And empathy? I developed that skill to higher degree. I used it in counseling, relationships, business situations, and in my writing. Sometimes having this “power” feels like cheating, and gives me deep insight into the lives of others which in turn, gives me an advantage when it comes to dealing with others.
At the time, getting kicked off the team was the worst thing for me, and I couldn’t fathom anything more hurtful. It took 20 years to see how those ‘negative’ moments shaped me and how they were critical to my growth. This perspective bled into other areas of my life and turned almost every “bad” event back into something “good”.
What ‘terrible’ event happened in YOUR life?
How long will it take your negative to become a positive?
What lessons will be revealed to you over time?
Could that thing you regret today hold something valuable for you tomorrow?
Every negative becomes a positive, and every positive becomes a negative. We’re trained to see a ‘heads’ or ‘tails’ to a situation, but fail to grasp the WHOLE coin. Instead of regret, try perspective, and look at the whole coin. It may take you 20 years to finally see it, but it’ll change everything when you do.
As for fireworks? I won’t touch them to this day, but I enjoy watching them like anyone else. Maybe I’ll catch some tonight.
I’m playing in a softball game with youth and service providers. It’s the annual Drug Court softball game.
I’m playing centerfield. There’s a runner on 2nd base. The batter hits the ball to me, and I run up and scoop it off the ground. The runner on 2nd is thinking about rounding 3rd and heading home.
I throw the ball to home plate. The ball sails through the air on a rope, and lands right in the catcher’s mitt with a loud thud – she didn’t have to move one inch to catch it. The runner stays on third, and people look back at me, somewhat amazed.

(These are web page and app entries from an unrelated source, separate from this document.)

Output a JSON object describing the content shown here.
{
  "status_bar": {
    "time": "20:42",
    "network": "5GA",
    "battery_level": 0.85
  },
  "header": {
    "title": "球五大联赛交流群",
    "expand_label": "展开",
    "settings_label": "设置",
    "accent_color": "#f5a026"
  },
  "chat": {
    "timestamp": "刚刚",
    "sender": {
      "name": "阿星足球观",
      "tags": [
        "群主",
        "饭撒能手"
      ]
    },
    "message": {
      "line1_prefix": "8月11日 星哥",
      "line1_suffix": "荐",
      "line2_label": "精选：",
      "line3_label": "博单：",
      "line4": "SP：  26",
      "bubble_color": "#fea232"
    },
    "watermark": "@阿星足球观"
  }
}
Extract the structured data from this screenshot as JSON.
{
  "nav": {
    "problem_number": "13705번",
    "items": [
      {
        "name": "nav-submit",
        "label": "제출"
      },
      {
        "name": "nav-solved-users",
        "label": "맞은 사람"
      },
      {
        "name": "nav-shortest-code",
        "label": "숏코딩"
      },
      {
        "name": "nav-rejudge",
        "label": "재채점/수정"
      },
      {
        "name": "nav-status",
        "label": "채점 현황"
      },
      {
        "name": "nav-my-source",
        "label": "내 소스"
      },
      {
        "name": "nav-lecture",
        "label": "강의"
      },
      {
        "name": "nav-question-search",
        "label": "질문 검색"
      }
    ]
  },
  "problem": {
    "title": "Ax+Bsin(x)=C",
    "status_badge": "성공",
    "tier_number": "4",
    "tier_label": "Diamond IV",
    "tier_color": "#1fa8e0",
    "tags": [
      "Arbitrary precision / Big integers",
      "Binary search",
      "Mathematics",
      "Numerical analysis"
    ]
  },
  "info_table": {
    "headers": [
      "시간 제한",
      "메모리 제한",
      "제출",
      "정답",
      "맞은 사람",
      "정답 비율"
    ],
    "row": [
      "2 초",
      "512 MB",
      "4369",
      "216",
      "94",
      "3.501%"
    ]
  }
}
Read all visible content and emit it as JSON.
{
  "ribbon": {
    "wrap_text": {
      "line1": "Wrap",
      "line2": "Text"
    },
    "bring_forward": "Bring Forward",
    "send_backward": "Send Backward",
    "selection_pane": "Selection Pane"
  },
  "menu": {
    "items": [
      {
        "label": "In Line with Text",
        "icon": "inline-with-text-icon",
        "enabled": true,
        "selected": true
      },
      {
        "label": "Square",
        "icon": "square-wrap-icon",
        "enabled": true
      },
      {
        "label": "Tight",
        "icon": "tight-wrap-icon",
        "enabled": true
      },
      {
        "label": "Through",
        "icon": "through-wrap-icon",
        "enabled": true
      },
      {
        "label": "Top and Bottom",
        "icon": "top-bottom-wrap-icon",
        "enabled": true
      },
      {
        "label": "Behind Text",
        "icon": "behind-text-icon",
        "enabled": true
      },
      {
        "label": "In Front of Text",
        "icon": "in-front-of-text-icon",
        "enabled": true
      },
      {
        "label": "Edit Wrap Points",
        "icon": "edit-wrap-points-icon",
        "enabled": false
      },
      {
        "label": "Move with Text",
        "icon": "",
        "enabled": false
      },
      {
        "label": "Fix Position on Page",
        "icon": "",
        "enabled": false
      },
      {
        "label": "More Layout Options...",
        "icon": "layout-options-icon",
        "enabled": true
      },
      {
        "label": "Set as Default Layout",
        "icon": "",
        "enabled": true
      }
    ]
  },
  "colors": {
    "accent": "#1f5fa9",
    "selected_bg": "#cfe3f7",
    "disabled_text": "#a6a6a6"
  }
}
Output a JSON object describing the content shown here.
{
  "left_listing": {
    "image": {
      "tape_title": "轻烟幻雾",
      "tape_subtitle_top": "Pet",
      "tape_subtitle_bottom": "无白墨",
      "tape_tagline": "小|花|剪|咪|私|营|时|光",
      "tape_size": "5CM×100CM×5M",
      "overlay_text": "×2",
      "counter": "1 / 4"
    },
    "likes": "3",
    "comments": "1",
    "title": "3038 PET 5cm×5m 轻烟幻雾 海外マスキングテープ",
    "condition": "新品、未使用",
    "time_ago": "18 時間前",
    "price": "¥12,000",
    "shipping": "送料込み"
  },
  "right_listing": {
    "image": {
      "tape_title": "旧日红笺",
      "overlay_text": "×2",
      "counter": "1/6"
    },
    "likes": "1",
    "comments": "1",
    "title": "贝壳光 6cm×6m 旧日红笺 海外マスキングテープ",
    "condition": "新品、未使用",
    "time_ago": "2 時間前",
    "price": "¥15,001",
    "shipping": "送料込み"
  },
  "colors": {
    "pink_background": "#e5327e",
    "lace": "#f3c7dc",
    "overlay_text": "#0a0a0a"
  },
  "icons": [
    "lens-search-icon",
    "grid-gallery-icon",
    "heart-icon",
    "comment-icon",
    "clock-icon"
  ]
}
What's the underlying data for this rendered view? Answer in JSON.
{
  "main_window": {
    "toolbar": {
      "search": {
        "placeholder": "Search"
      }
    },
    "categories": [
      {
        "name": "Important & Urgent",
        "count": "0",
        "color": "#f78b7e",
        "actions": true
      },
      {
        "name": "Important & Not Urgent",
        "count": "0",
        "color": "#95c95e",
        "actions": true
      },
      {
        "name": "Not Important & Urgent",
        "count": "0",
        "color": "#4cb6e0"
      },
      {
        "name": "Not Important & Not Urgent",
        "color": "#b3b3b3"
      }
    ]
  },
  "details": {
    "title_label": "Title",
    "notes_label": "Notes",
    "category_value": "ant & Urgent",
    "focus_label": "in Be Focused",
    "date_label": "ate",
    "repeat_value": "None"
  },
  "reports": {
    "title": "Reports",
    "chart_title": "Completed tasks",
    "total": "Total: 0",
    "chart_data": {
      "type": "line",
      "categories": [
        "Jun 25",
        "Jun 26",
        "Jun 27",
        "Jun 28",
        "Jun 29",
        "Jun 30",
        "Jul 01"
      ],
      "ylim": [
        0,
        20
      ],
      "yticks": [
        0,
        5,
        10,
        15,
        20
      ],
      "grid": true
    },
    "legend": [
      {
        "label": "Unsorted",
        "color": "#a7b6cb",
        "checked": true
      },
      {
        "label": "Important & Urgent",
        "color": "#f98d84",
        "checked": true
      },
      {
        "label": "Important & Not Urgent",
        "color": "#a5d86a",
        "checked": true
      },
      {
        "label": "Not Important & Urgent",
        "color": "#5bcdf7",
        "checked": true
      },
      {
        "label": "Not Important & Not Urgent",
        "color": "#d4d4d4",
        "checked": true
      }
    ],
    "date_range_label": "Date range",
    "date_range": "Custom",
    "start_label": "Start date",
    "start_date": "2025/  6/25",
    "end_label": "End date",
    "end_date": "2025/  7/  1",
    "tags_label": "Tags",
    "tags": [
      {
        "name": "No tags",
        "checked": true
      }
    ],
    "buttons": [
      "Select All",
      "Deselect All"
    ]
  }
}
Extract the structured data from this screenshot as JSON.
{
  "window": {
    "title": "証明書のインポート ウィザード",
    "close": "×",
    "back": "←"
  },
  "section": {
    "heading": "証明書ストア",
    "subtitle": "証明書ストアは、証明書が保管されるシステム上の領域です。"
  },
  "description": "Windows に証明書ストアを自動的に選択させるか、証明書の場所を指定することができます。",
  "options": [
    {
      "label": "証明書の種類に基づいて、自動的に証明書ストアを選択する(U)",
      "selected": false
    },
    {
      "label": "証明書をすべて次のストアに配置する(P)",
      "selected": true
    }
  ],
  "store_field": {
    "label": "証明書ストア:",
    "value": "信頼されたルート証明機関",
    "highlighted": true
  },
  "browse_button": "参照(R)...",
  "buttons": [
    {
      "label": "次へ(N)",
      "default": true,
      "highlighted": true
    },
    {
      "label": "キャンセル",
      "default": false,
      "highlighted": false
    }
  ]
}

“Still got it”, I think to myself, smiling.
Things change, right? So do book titles, characters, and the book’s delivery method. I’ve decided to “blog” the book. Details coming soon, but it won’t be on Wake Up Smiling. I will reveal the URL of the book in the next blog post, but it’s up now, a blank canvas waiting to be written on.
Recently, I found a way to delete my book files, and a lot of other stuff on my hard drive. Call it the Mercury Retro snafu, but whatever you choose to call it, my files are gone. Now it’s time to re-focus and get results.
Life is good. More to come.
Paul “Watch out for his curve!” Campillo